[1] A Michigan Divorce; Treatise on Custody Trials 2019: …

[2] California Rules of Court – Rule 5., Custody and Visitation; …

[3] Californian “best Interest” Standard: 3917 and page_id=3919&collection=all &…

[4] Russomanno v Wilson Paternity; Cal App 3d 188 (Cal App 1st Dist 1981): http://scholarlycommons 7750 &handle=hein 1901

Frequently Asked Questions About Your Rights if Your Ex Wants to Move Your Child Out of State

1. Does my ex need my permission to move our child out of state?

No, unless you have full custody of your child, or the existing custody agreement states specifically that your ex needs your permission for a move, they generally do not need your consent. That being said, it is best to work with an experienced family law attorney prior to making any decisions affecting your rights as a parent and the wellbeing of your child.

2. What kind of objections can I make if my ex wants to move out of state?

How much control you have over the matter will depend on whether you have full legal and physical custody and what is stated in the current custody agreement. Even if you cannot object due to the circumstances, there are agreements that might be made between both parties that could make the transition smoother for everyone involved such as visitation schedules and transport plans. It’s important to speak with an attorney about this so that all rights are protected.

3. Can I get sole or joint physical custody if my ex moves away?

Depending on individual circumstances, it may be possible to file for sole physical custody or joint physical custody when one parent relocates out-of-state with the child.
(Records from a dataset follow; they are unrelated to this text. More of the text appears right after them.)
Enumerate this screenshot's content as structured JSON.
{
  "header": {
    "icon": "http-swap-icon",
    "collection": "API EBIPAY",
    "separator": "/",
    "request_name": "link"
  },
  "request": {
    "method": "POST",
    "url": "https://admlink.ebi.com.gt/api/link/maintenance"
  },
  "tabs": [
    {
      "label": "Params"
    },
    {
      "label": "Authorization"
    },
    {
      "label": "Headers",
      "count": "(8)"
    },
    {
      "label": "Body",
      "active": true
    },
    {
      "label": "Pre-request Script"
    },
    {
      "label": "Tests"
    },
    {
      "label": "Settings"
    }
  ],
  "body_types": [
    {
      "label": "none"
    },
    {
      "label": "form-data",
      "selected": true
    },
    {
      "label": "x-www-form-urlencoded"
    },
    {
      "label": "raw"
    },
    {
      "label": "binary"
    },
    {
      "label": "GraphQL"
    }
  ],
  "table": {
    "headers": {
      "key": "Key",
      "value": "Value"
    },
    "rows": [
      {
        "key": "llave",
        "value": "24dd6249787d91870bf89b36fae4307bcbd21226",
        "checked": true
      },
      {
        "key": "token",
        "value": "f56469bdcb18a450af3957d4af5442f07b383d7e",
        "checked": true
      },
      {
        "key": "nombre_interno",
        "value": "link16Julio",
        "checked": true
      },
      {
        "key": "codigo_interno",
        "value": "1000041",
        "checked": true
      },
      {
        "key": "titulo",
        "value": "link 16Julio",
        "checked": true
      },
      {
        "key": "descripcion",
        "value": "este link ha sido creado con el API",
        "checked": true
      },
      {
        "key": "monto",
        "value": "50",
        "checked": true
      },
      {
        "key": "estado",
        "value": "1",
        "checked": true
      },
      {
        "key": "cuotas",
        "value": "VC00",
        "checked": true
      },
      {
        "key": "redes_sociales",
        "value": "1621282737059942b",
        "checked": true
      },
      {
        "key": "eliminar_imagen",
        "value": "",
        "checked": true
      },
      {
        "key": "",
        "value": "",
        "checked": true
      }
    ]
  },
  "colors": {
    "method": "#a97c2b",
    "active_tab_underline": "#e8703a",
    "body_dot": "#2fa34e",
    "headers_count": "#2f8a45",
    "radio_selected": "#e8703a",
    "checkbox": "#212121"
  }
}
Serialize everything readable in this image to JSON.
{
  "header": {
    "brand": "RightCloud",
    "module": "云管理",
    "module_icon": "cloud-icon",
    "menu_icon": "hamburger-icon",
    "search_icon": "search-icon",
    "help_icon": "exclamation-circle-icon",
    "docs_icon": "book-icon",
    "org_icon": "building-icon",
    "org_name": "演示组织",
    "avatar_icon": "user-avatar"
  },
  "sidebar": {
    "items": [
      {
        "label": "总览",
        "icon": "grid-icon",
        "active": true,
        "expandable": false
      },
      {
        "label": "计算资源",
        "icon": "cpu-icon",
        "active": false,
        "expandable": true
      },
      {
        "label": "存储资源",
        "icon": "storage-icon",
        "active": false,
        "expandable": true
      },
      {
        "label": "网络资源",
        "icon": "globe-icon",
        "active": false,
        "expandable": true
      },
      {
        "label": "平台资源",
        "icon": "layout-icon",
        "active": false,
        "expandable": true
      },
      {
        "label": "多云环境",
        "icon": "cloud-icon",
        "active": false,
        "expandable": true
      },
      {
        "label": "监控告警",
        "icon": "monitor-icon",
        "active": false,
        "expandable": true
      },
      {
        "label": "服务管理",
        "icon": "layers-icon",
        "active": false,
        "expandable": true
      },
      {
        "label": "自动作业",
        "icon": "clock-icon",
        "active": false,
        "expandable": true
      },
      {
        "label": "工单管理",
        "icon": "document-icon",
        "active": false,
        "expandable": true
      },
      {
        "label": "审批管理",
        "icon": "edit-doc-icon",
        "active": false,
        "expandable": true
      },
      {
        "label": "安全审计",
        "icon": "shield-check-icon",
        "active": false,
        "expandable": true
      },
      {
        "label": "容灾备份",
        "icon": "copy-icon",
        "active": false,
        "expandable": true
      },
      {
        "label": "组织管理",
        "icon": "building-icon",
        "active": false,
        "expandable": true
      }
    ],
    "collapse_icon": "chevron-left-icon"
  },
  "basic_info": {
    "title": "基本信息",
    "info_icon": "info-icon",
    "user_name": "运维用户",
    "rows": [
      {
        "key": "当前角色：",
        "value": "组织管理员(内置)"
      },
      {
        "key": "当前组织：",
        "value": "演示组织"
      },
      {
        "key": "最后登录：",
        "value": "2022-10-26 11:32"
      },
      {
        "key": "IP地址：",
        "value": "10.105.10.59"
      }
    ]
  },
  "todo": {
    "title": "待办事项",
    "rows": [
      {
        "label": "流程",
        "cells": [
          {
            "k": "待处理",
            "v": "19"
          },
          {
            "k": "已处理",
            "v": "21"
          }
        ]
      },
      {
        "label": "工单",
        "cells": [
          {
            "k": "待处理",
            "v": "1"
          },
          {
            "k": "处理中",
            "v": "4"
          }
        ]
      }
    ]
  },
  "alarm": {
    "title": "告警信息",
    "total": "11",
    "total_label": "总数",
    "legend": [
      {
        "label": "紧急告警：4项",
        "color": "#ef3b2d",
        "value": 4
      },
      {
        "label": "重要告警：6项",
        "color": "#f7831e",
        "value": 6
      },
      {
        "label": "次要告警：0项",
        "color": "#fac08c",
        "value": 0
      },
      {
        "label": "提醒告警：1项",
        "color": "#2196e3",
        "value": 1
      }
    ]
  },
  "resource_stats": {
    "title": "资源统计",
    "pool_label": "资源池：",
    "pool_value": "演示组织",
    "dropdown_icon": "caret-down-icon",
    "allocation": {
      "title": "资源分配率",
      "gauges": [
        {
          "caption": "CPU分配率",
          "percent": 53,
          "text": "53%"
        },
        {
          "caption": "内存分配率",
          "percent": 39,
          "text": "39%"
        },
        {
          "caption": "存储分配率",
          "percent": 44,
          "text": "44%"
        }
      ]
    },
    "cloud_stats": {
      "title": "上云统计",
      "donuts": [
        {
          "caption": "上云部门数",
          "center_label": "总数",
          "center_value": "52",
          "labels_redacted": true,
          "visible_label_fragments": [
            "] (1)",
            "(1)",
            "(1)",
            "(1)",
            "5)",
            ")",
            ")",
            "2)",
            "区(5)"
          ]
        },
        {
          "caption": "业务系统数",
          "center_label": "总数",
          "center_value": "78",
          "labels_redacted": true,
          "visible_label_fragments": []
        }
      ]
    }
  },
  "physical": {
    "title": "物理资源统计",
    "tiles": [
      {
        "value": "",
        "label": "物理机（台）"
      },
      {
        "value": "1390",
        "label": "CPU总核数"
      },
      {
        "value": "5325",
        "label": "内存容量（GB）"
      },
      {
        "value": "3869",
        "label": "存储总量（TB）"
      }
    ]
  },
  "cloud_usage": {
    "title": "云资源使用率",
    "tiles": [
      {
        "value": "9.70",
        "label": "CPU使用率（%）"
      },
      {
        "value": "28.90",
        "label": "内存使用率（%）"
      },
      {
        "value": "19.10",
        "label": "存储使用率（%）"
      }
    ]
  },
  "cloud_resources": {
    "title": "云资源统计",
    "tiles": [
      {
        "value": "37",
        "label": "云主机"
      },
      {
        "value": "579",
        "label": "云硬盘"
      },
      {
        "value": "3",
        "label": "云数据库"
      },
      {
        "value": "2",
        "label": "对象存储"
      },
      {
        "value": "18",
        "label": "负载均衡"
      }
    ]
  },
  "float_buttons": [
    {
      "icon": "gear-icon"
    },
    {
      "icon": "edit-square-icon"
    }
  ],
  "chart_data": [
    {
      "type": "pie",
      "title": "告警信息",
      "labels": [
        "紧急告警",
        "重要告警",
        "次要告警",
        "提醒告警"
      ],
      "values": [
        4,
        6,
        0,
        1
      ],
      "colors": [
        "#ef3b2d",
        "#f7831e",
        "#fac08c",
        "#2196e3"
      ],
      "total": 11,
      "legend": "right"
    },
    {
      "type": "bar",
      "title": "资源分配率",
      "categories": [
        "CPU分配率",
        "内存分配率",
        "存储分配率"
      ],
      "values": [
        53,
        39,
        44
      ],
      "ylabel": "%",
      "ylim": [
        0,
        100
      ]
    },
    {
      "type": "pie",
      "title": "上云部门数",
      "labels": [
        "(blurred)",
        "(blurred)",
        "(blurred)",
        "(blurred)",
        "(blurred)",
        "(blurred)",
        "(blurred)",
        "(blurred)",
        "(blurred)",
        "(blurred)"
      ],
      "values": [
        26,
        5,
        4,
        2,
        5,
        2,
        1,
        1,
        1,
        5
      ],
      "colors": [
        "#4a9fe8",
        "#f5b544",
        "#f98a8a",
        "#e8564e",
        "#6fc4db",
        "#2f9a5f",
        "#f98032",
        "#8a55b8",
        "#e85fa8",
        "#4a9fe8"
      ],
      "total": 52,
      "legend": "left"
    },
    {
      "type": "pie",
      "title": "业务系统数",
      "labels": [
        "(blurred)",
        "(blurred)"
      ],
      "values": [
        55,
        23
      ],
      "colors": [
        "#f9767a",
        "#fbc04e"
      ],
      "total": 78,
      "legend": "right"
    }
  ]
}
This type of petition should be taken up with a qualified family law attorney who can help provide guidance based on local laws and how they apply specifically in your case.

4. Can I contest my ex moving out of state if I already agreed in court paperwork?

Yes, depending on additional factors like where in the country your case was originally heard and other details associated with the legal proceedings that took place at this time, it is possible contest any part of an existing decision or reach new arrangements based off current changes taking place with relocation matters such as updated visitation schedules etc. Taking up this matter in court will require further clarification by legal counsel who can represent you during any hearings required at this time.